PubMed 22423218


Referenced in Channelpedia wiki pages of: none

Automatically associated channels: Kv2.1



Title: All-d-Enantiomer of β-Amyloid Peptide Forms Ion Channels in Lipid Bilayers.

Authors: Ricardo Capone, Hyunbum Jang, Samuel A Kotler, Laura Connelly, Fernando Teran Arce, Srinivasan Ramachandran, Bruce L Kagan, Ruth Nussinov, Ratnesh Lal

Journal, date & volume: , 2012 Mar 13 , 8, 1143-1152

PubMed link: http://www.ncbi.nlm.nih.gov/pubmed/22423218


Abstract
Alzheimer's disease (AD) is the most common type of senile dementia in aging populations. Amyloid β (Aβ)-mediated dysregulation of ionic homeostasis is the prevailing underlying mechanism leading to synaptic degeneration and neuronal death. Aβ-dependent ionic dysregulation most likely occurs either directly via unregulated ionic transport through the membrane or indirectly via Aβ binding to cell membrane receptors and subsequent opening of existing ion channels or transporters. Receptor binding is expected to involve a high degree of stereospecificity. Here, we investigated whether an Aβ peptide enantiomer, whose entire sequence consists of d-amino acids, can form ion-conducting channels; these channels can directly mediate Aβ effects even in the absence of receptor-peptide interactions.
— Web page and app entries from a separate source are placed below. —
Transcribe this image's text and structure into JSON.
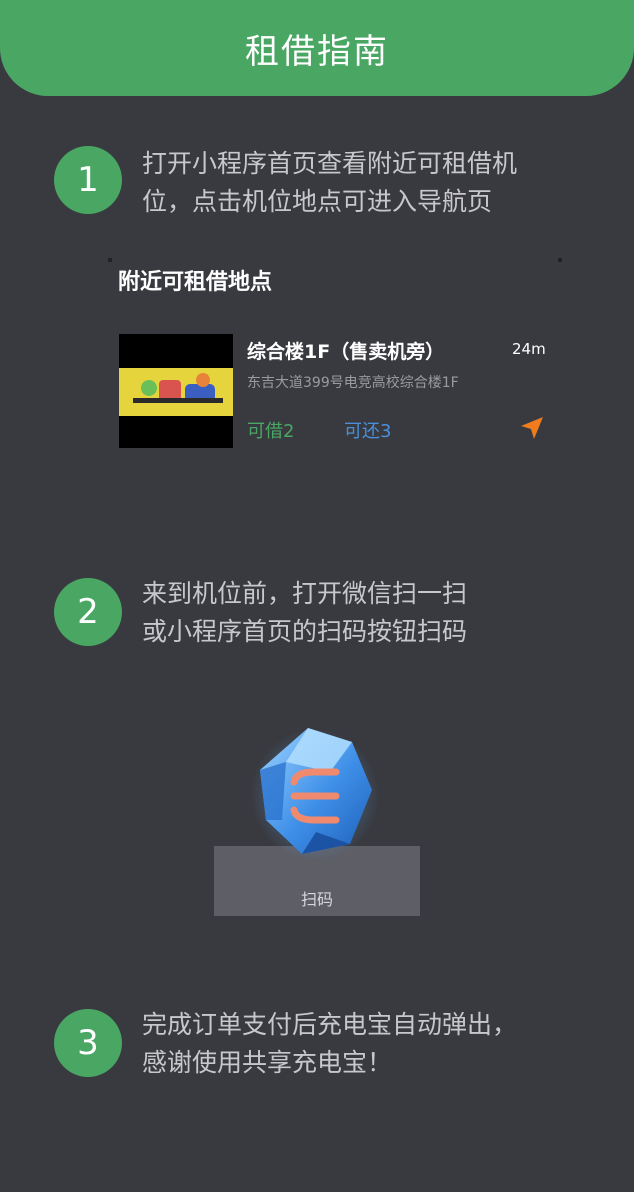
{
  "header": {
    "title": "租借指南"
  },
  "steps": [
    {
      "num": "1",
      "line1": "打开小程序首页查看附近可租借机",
      "line2": "位，点击机位地点可进入导航页"
    },
    {
      "num": "2",
      "line1": "来到机位前，打开微信扫一扫",
      "line2": "或小程序首页的扫码按钮扫码"
    },
    {
      "num": "3",
      "line1": "完成订单支付后充电宝自动弹出，",
      "line2": "感谢使用共享充电宝！"
    }
  ],
  "example": {
    "title": "附近可租借地点",
    "location": {
      "name": "综合楼1F（售卖机旁）",
      "distance": "24m",
      "address": "东吉大道399号电竞高校综合楼1F",
      "borrow": "可借2",
      "return": "可还3"
    }
  },
  "scan": {
    "label": "扫码"
  },
  "colors": {
    "accent": "#4aa663",
    "background": "#393a40",
    "return_blue": "#4a90d8",
    "nav_orange": "#f07c1e"
  },
  "icons": {
    "navigate": "navigation-arrow-icon",
    "scan": "gem-scan-icon"
  }
}
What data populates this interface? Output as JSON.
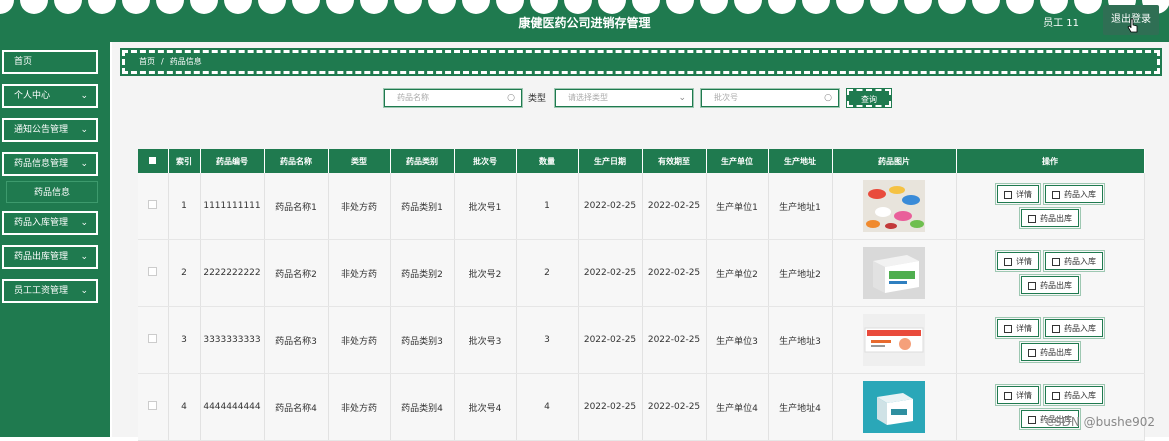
{
  "header": {
    "title": "康健医药公司进销存管理",
    "user": "员工 11",
    "logout_label": "退出登录"
  },
  "sidebar": {
    "items": [
      {
        "label": "首页",
        "chevron": ""
      },
      {
        "label": "个人中心",
        "chevron": "⌄"
      },
      {
        "label": "通知公告管理",
        "chevron": "⌄"
      },
      {
        "label": "药品信息管理",
        "chevron": "⌄"
      },
      {
        "label": "药品入库管理",
        "chevron": "⌄"
      },
      {
        "label": "药品出库管理",
        "chevron": "⌄"
      },
      {
        "label": "员工工资管理",
        "chevron": "⌄"
      }
    ],
    "subitem": "药品信息"
  },
  "breadcrumb": {
    "home": "首页",
    "sep": "/",
    "current": "药品信息"
  },
  "search": {
    "name_placeholder": "药品名称",
    "type_label": "类型",
    "type_placeholder": "请选择类型",
    "batch_placeholder": "批次号",
    "query_label": "查询"
  },
  "table": {
    "headers": [
      "索引",
      "药品编号",
      "药品名称",
      "类型",
      "药品类别",
      "批次号",
      "数量",
      "生产日期",
      "有效期至",
      "生产单位",
      "生产地址",
      "药品图片",
      "操作"
    ],
    "rows": [
      {
        "index": "1",
        "code": "1111111111",
        "name": "药品名称1",
        "type": "非处方药",
        "category": "药品类别1",
        "batch": "批次号1",
        "qty": "1",
        "mfg": "2022-02-25",
        "exp": "2022-02-25",
        "unit": "生产单位1",
        "addr": "生产地址1"
      },
      {
        "index": "2",
        "code": "2222222222",
        "name": "药品名称2",
        "type": "非处方药",
        "category": "药品类别2",
        "batch": "批次号2",
        "qty": "2",
        "mfg": "2022-02-25",
        "exp": "2022-02-25",
        "unit": "生产单位2",
        "addr": "生产地址2"
      },
      {
        "index": "3",
        "code": "3333333333",
        "name": "药品名称3",
        "type": "非处方药",
        "category": "药品类别3",
        "batch": "批次号3",
        "qty": "3",
        "mfg": "2022-02-25",
        "exp": "2022-02-25",
        "unit": "生产单位3",
        "addr": "生产地址3"
      },
      {
        "index": "4",
        "code": "4444444444",
        "name": "药品名称4",
        "type": "非处方药",
        "category": "药品类别4",
        "batch": "批次号4",
        "qty": "4",
        "mfg": "2022-02-25",
        "exp": "2022-02-25",
        "unit": "生产单位4",
        "addr": "生产地址4"
      }
    ],
    "actions": {
      "detail": "详情",
      "stock_in": "药品入库",
      "stock_out": "药品出库"
    }
  },
  "watermark": "CSDN @bushe902",
  "colors": {
    "primary": "#1f7a4f",
    "background": "#f4f4f4"
  }
}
Using complementary approaches of planar lipid bilayer (PLB) electrophysiological recordings and molecular dynamics (MD) simulations, we show that the d-Aβ isomer exhibits ion conductance behavior in the bilayer indistinguishable from that described earlier for the l-Aβ isomer. The d isomer forms channel-like pores with heterogeneous ionic conductance similar to the l-Aβ isomer channels, and the d-isomer channel conductance is blocked by Zn(2+), a known blocker of l-Aβ isomer channels. MD simulations further verify formation of β-barrel-like Aβ channels with d- and l-isomers, illustrating that both d- and l-Aβ barrels can conduct cations. The calculated values of the single-channel conductance are approximately in the range of the experimental values. These findings are in agreement with amyloids forming Ca(2+) leaking, unregulated channels in AD, and suggest that Aβ toxicity is mediated through a receptor-independent, nonstereoselective mechanism.